  • 2NT showing either minor (as here), or 2 showing either minor

  • 2 as a transfer to clubs and 2NT as a transfer to diamonds (as I deploy)

  • Stayman followed by 3 / is another route that is sometimes used

Obviously, if the natural meaning of 2NT is taken up by your chosen 'gadget' then you need some other way of showing a 11/12 HCP balanced hand - the deployment of non-promissory Stayman is one way around that problem.


It may just rub salt in the wound for our luckless NS pair to note that had EW's 'gadget' required a 2 bid from East, South could have doubled (to show spades) and then bid hearts (natural)...  It's only a game!



I have received these comments from Tim Prior:


Here's a method which is popular with tournament players for playing in a minor after 1NT opener.

1NT   2NT  is natural

1NT    2  shows   one of : (i)  weak, one suited minor  or (ii) weak, both minors or (iii) strong both minors


To enable the side to play in the better fit when responder has hand type (ii), the 1NT opener should show which is his / her better minor:

1NT    2

3           = better clubs  (i.e. find the best fit, responder can correct to 3)


1NT    2

2NT        = better diamonds. Over this 3 shows a 1-suiter with clubs, weak. 3 is weak and to play


This scheme allows you to show both one and two suited hands with the minors.


For completeness:

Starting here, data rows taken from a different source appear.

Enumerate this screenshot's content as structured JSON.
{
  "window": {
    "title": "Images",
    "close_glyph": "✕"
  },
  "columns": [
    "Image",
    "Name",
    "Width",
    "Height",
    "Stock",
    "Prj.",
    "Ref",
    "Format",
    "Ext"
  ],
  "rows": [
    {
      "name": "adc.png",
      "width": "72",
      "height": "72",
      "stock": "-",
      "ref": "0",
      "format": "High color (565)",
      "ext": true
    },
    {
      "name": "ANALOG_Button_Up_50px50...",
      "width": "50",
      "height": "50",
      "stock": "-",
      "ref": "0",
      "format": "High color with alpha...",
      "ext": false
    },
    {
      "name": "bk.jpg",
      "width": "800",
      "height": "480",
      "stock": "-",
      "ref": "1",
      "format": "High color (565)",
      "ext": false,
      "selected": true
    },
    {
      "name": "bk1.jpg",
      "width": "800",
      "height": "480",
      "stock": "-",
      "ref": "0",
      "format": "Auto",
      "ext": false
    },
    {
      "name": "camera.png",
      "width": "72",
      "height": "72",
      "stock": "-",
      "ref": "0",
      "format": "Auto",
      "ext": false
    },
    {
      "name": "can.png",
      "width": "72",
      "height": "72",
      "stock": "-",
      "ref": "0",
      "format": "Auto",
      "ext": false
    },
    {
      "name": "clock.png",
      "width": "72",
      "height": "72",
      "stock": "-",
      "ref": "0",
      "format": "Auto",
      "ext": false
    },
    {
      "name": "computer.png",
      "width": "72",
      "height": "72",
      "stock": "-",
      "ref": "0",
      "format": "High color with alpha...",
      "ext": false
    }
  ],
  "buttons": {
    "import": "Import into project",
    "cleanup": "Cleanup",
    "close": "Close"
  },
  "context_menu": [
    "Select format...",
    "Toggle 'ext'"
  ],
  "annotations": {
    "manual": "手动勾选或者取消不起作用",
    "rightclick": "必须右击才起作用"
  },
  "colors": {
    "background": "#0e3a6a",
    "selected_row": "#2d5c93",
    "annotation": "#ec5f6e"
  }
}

1NT    2

3      3/   show a Game Forcing hand with at least 5-4 in the minors, and shortage in the major bid.